Every surgical procedure carries some risk, but generally the risk is relatively low, especially in healthy individuals. (Serious medical complication from surgery is less than 0.1 percent overall). In addition, emergency surgery poses 2-5 times the risk, as compared to elective procedures. The goal of cardiac risk evaluation is to identify people at risk for a major cardiac event. Many people undergoing non-cardiac surgery are at risk of various heart complications, including but not limited to, acute heart attacks and strokes. This risk is related to both patient characteristics as well as the type of surgery.
It is prudent that patients scheduled to have non-cardiac surgery have a cardiac risk assessment to help both patients and physicians carefully assess the risk and benefits of surgery. A good history, physical examination and evaluation of the type of surgery are used in estimating this risk. This evaluation is commonly performed by the primary care physician, and when deemed appropriate, the patient then be referred to a cardiologist.
Pertinent history about symptoms of chest pain, shortness of breath, palpitations, dizziness, lightheadedness, history of heart disease, hypertension, diabetes, chronic kidney disease, stroke/transient ischemic attack and peripheral vascular disease is obtained from the patient. Additionally, a thorough physical examination, focusing on the cardiovascular system, including blood pressure measurement, heart and lung examination and extremity evaluation for edema, is necessary.
A patient’s functional status is an essential factor effecting peri-operative outcomes. Cardiac functional capacity of the individual is assessed with a brief questionnaire and expressed in metabolic equivalents.
Patients considered to be healthy or at low risk may proceed to surgery without preoperative cardiac testing. Those who have elevated risk but have good exercise capacity might not need further preoperative cardiac testing before a low or intermediate risk procedure. Those considered high risk and have poor functional status may be considered for non-invasive testing before surgery.
A simple electrocardiogram is performed on individuals with cardiac disease, except those having a low-risk surgery. For those with suspected or known heart disease, further cardiac testing, including echocardiography, stress testing or 24-hour ambulatory blood pressure monitoring, is performed, if and when indicated based on surgery-specific risks.

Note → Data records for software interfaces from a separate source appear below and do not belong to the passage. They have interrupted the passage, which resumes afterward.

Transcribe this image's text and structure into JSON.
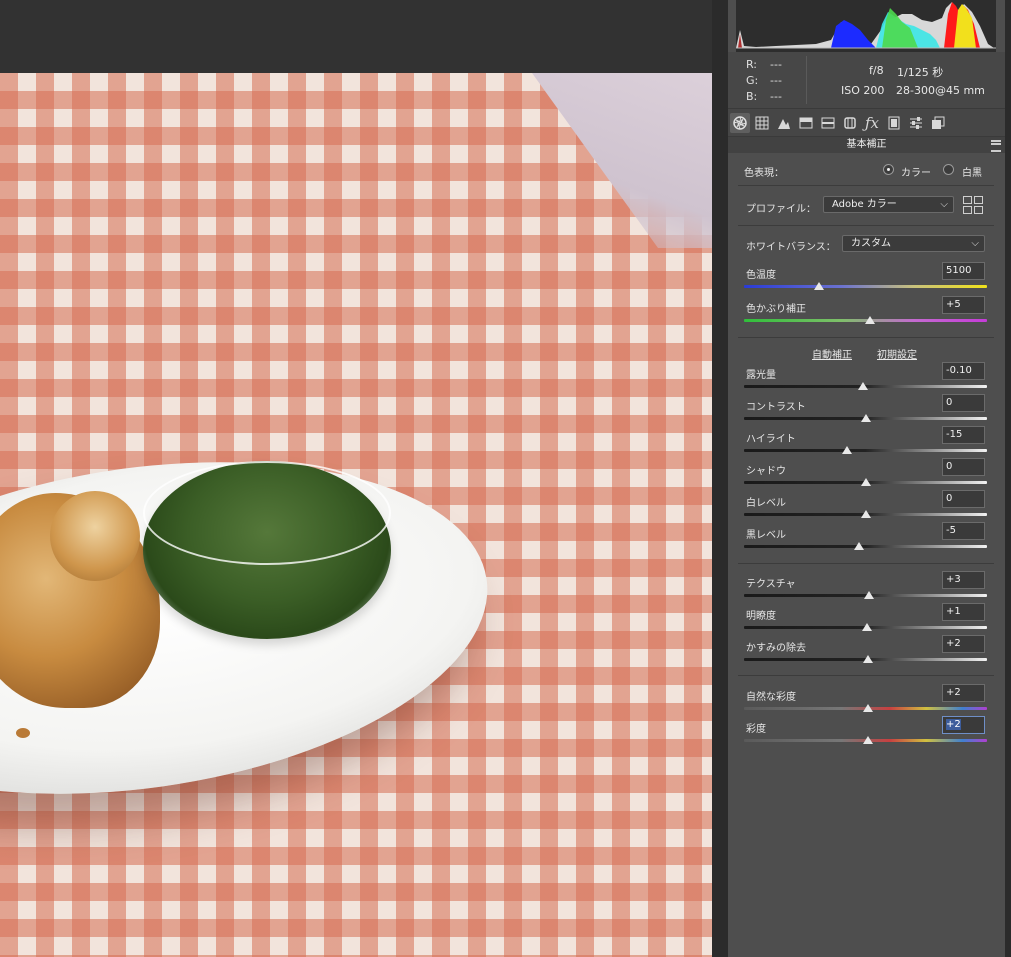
{
  "readout": {
    "r_label": "R:",
    "g_label": "G:",
    "b_label": "B:",
    "r_val": "---",
    "g_val": "---",
    "b_val": "---"
  },
  "exif": {
    "aperture": "f/8",
    "shutter": "1/125 秒",
    "iso": "ISO 200",
    "lens": "28-300@45 mm"
  },
  "tools": [
    "aperture-icon",
    "grid-curve-icon",
    "mountain-icon",
    "split-panel-icon",
    "hsl-icon",
    "lens-icon",
    "fx-icon",
    "film-icon",
    "sliders-icon",
    "presets-icon"
  ],
  "section_title": "基本補正",
  "treatment": {
    "label": "色表現：",
    "color_option": "カラー",
    "bw_option": "白黒",
    "selected": "color"
  },
  "profile": {
    "label": "プロファイル：",
    "value": "Adobe カラー"
  },
  "white_balance": {
    "label": "ホワイトバランス：",
    "value": "カスタム"
  },
  "links": {
    "auto": "自動補正",
    "default": "初期設定"
  },
  "sliders": {
    "temp": {
      "label": "色温度",
      "value": "5100",
      "level": 0.31
    },
    "tint": {
      "label": "色かぶり補正",
      "value": "+5",
      "level": 0.52
    },
    "exposure": {
      "label": "露光量",
      "value": "-0.10",
      "level": 0.49
    },
    "contrast": {
      "label": "コントラスト",
      "value": "0",
      "level": 0.5
    },
    "highlights": {
      "label": "ハイライト",
      "value": "-15",
      "level": 0.425
    },
    "shadows": {
      "label": "シャドウ",
      "value": "0",
      "level": 0.5
    },
    "whites": {
      "label": "白レベル",
      "value": "0",
      "level": 0.5
    },
    "blacks": {
      "label": "黒レベル",
      "value": "-5",
      "level": 0.475
    },
    "texture": {
      "label": "テクスチャ",
      "value": "+3",
      "level": 0.515
    },
    "clarity": {
      "label": "明瞭度",
      "value": "+1",
      "level": 0.505
    },
    "dehaze": {
      "label": "かすみの除去",
      "value": "+2",
      "level": 0.51
    },
    "vibrance": {
      "label": "自然な彩度",
      "value": "+2",
      "level": 0.51
    },
    "saturation": {
      "label": "彩度",
      "value": "+2",
      "level": 0.51
    }
  },
  "colors": {
    "panel_bg": "#4e4e4e",
    "selection": "#3d5d9c"
  }
}
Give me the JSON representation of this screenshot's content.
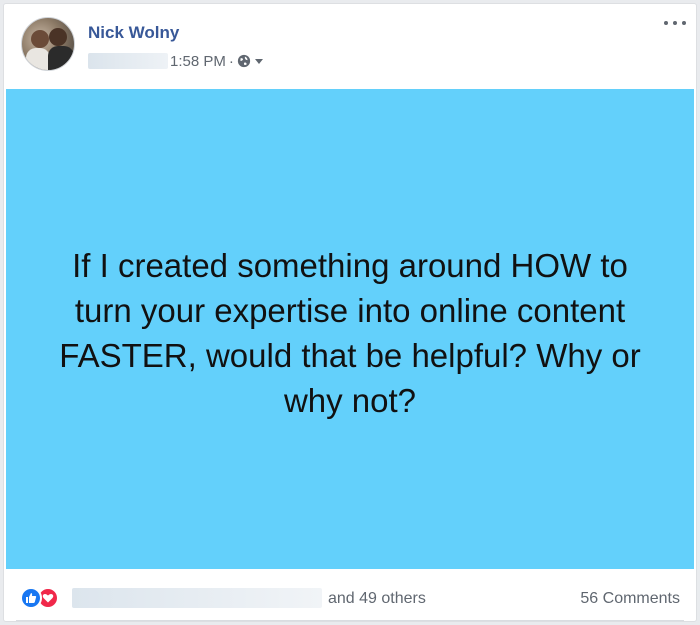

In a nutshell, comorbid conditions that increase peri-operative risk are heart disease, cerebrovascular disease, lung disease, kidney disease, diabetes, bleeding disorder and liver disease. Obesity, pregnancy state, smoking, alcohol abuse, substance abuse, poor national status and poor exercise tolerance also contribute to the risk. Estimation of cardiac risk will identify patients who will need further cardiac evaluation, and appropriate treatment protocols could be formulated to minimize risk and achieve excellent surgical outcomes.
Zane WM Dean, M.D., FACC, Interventional Cardiologist with Lima Memorial Heart and Vascular Institute